### Task item
All lines from the entries below that contain the string "JSON" should be copied out.

### Data
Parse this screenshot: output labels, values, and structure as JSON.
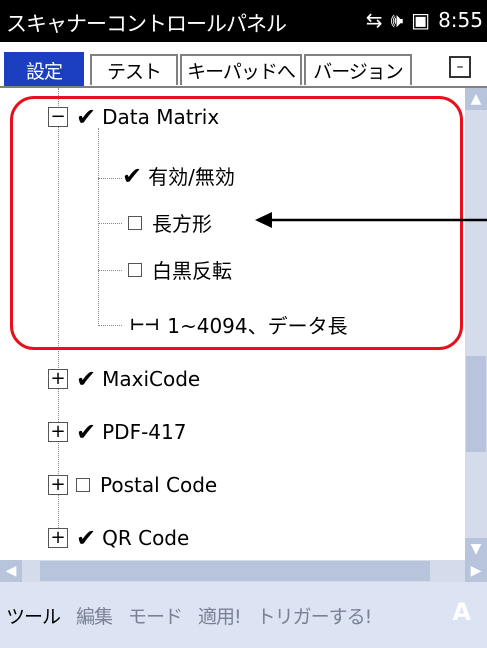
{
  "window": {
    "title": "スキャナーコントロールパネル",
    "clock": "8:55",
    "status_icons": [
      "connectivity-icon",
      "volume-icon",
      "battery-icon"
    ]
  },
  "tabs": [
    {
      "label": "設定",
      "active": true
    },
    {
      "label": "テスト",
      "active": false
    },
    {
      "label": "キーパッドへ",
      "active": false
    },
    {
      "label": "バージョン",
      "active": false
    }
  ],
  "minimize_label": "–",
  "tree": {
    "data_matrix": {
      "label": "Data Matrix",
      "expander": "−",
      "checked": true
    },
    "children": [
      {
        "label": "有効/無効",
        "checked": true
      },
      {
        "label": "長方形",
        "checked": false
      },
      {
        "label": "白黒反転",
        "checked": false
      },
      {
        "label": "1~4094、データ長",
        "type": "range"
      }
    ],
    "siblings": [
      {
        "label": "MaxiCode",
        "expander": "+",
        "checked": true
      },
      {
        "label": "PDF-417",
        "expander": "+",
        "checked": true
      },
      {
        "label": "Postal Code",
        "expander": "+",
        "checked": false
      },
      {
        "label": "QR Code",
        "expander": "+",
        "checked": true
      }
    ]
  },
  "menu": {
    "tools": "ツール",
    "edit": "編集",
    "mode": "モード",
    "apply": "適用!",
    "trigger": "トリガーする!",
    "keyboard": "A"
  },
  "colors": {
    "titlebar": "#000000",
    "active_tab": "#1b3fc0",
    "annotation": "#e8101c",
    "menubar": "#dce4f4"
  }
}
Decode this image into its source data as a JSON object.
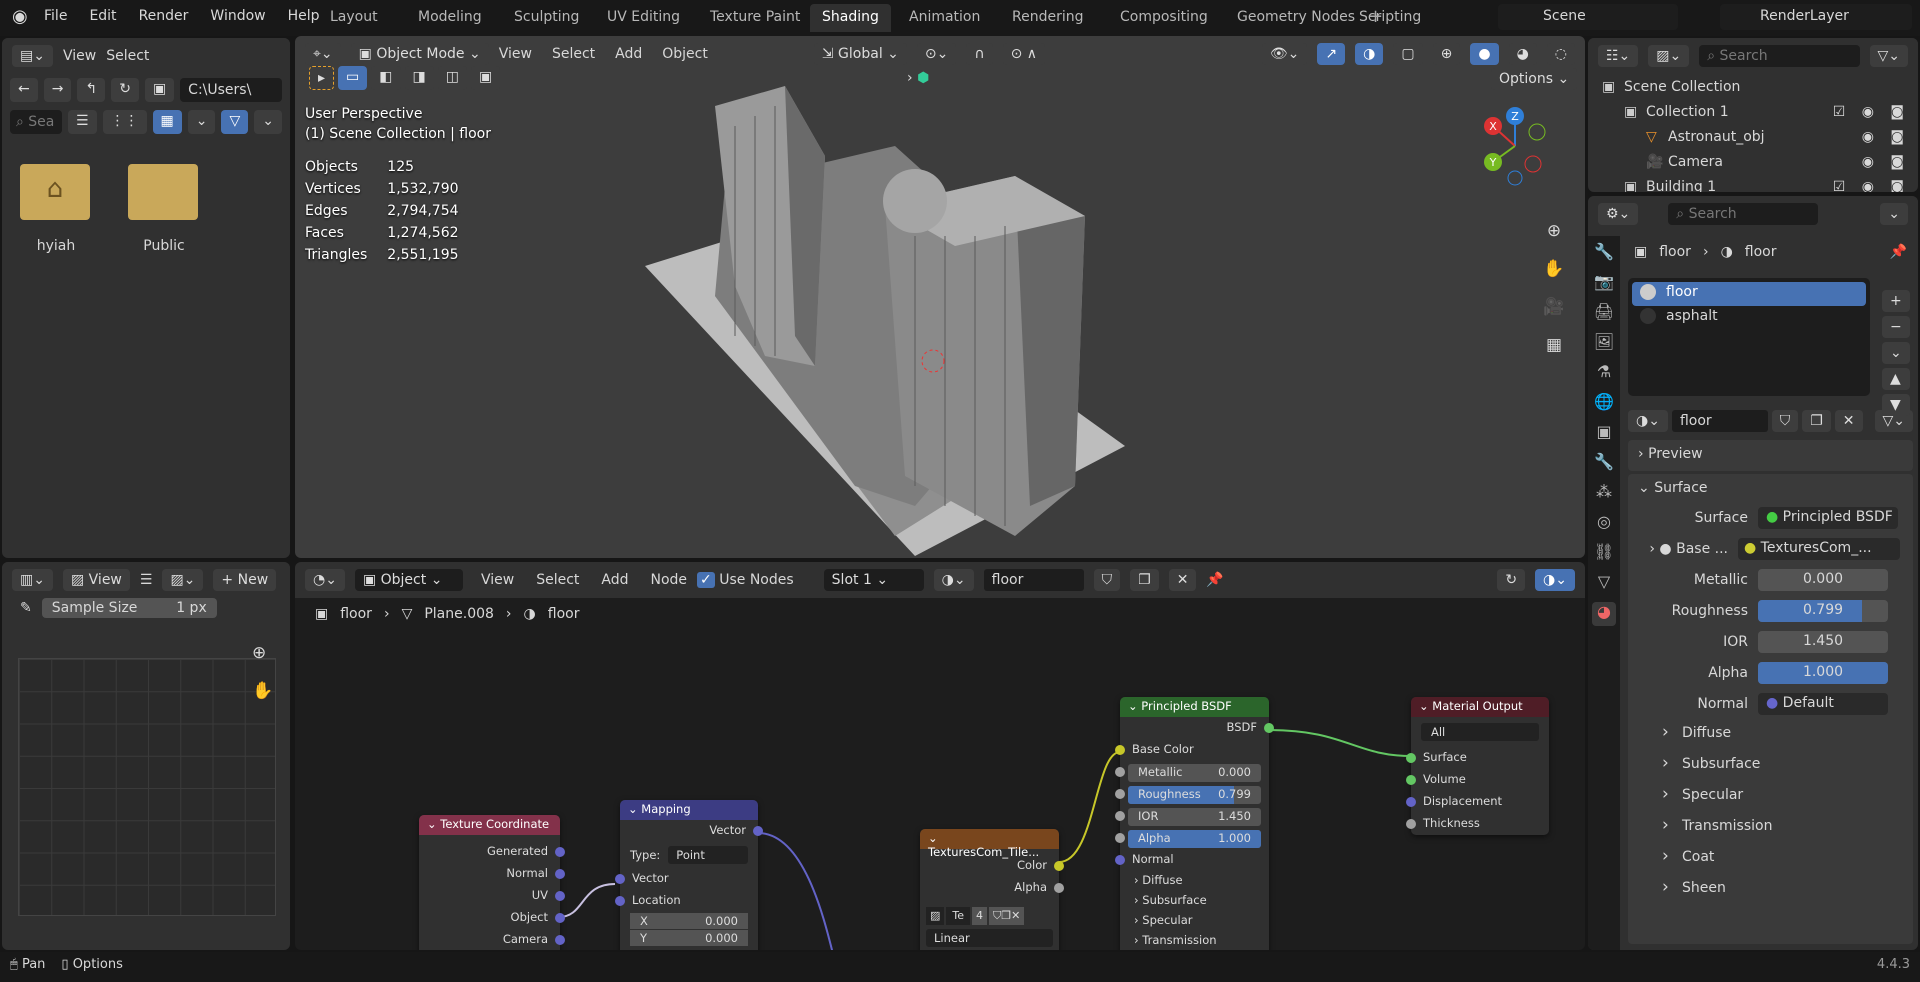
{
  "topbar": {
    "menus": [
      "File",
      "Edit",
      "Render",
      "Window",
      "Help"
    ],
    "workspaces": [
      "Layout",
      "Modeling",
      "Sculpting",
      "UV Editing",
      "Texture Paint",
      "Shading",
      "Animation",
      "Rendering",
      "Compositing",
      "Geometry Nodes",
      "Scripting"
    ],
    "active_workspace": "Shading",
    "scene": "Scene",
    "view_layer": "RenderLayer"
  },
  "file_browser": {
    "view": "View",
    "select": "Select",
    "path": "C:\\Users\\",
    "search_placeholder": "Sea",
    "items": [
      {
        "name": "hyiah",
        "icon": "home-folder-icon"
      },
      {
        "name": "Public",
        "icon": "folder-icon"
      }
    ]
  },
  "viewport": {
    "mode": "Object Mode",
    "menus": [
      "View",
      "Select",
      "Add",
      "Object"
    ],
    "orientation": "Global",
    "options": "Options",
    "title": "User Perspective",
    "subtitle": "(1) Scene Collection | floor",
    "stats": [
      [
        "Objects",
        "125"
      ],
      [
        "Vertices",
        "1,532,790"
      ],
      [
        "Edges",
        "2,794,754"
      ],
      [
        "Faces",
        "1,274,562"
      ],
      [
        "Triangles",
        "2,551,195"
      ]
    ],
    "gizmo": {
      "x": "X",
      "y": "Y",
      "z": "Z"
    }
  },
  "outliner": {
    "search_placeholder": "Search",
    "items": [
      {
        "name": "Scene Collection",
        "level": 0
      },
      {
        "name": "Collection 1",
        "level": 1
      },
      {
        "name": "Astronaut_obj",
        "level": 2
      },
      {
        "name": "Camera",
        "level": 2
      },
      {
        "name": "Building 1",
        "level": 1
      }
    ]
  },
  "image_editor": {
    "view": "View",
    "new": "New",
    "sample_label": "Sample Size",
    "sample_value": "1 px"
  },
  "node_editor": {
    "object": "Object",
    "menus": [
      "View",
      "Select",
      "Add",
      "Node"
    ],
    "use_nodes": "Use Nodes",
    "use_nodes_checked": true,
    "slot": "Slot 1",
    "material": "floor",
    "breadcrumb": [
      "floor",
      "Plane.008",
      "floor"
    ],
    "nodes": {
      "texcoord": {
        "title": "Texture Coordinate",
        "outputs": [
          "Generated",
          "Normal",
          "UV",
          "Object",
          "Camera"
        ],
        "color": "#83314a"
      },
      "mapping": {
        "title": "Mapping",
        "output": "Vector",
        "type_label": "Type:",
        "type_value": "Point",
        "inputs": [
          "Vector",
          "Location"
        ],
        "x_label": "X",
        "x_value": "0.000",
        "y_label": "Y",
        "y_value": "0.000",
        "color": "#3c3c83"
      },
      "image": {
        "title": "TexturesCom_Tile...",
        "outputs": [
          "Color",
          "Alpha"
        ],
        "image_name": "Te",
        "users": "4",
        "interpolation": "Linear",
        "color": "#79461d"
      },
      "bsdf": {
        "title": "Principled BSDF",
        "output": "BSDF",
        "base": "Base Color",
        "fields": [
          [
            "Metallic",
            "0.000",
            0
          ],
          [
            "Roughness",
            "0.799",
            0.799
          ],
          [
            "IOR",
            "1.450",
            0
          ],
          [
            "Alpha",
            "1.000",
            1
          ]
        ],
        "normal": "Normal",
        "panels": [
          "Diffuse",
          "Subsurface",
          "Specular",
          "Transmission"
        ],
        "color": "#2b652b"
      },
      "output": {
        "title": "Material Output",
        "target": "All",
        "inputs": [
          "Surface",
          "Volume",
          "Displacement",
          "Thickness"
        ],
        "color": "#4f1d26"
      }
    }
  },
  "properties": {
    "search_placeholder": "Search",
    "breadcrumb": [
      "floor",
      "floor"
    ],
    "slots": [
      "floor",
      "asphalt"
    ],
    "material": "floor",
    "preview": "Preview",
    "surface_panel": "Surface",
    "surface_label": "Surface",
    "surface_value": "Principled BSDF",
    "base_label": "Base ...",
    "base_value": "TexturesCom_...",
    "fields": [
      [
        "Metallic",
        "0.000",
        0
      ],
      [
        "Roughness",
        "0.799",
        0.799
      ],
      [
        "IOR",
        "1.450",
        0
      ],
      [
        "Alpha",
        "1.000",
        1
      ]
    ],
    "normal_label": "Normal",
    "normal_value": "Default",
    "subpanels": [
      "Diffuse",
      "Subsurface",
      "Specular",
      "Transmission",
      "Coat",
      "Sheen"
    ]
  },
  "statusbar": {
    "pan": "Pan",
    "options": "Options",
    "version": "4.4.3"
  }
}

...

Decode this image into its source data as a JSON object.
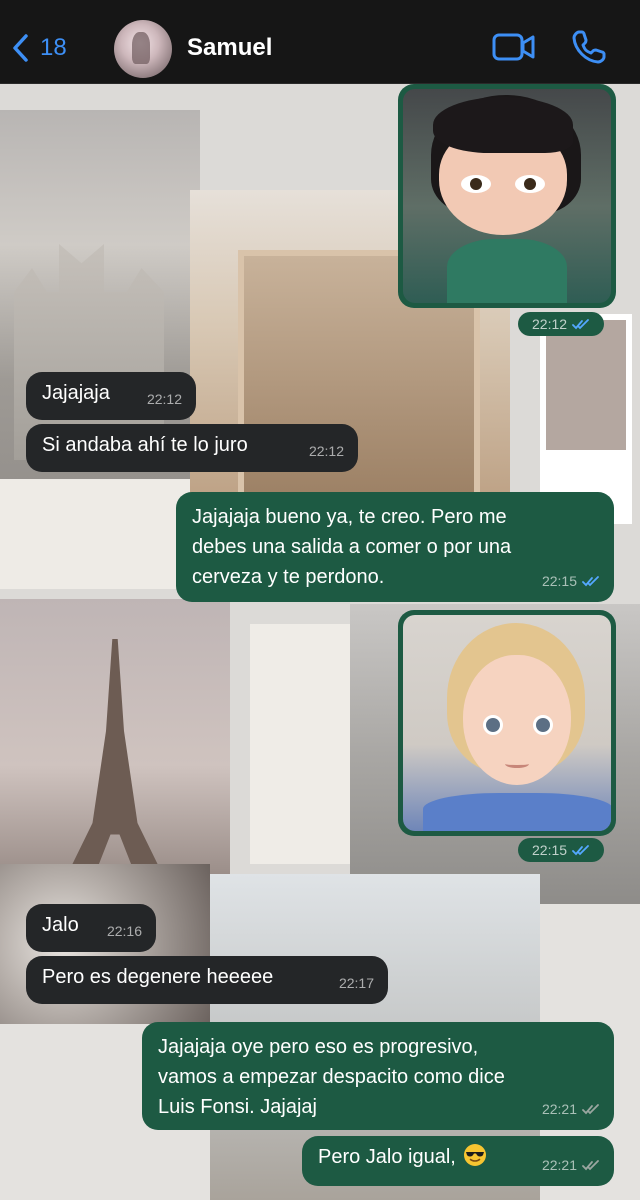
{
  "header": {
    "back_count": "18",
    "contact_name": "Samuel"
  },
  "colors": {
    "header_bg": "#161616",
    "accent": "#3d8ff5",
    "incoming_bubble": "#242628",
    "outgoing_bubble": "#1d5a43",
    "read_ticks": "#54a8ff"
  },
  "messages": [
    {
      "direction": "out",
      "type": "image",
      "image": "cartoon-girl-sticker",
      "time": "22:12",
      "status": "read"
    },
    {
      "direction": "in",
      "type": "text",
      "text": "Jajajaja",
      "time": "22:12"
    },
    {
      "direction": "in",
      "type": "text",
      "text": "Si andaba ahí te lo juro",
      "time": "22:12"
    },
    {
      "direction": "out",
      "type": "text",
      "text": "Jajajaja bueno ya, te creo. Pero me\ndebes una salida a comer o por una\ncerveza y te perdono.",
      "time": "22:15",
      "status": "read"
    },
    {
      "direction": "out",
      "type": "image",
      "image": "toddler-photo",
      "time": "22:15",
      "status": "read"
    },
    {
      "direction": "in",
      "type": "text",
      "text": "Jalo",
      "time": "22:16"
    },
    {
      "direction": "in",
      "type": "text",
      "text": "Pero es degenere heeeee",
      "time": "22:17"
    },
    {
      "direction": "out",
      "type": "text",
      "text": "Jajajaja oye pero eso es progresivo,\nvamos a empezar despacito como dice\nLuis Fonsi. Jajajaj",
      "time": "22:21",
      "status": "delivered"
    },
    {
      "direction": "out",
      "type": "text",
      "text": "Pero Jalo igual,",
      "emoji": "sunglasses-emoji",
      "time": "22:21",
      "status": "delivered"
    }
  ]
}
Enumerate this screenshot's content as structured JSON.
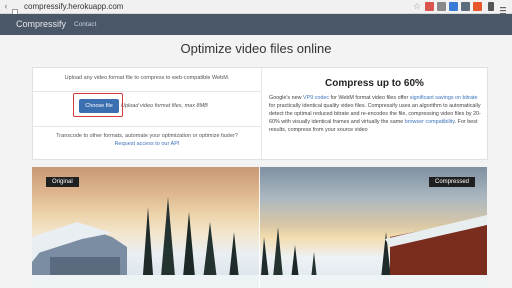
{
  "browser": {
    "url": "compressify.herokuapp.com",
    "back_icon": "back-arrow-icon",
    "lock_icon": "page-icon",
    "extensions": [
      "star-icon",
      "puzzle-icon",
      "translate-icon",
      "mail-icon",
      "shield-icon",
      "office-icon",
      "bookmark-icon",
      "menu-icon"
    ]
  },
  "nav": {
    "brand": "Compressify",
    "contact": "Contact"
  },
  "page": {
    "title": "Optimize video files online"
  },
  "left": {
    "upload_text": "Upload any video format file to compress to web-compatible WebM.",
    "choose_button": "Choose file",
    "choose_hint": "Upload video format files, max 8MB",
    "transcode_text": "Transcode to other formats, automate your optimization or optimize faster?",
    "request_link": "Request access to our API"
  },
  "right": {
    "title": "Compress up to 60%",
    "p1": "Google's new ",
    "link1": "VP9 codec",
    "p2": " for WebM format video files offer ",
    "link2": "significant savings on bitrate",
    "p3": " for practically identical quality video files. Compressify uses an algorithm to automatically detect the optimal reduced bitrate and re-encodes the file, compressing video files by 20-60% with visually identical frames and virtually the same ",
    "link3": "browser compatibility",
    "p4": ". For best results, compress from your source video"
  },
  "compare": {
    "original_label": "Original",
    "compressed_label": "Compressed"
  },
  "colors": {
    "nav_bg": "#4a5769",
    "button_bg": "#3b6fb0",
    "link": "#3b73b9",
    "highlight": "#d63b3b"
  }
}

### Result
Parse this screenshot: output labels, values, and structure as JSON.
Decode this image into its source data as a JSON object.
Decode this image into its source data as a JSON object.
Enumerate this screenshot's content as structured JSON.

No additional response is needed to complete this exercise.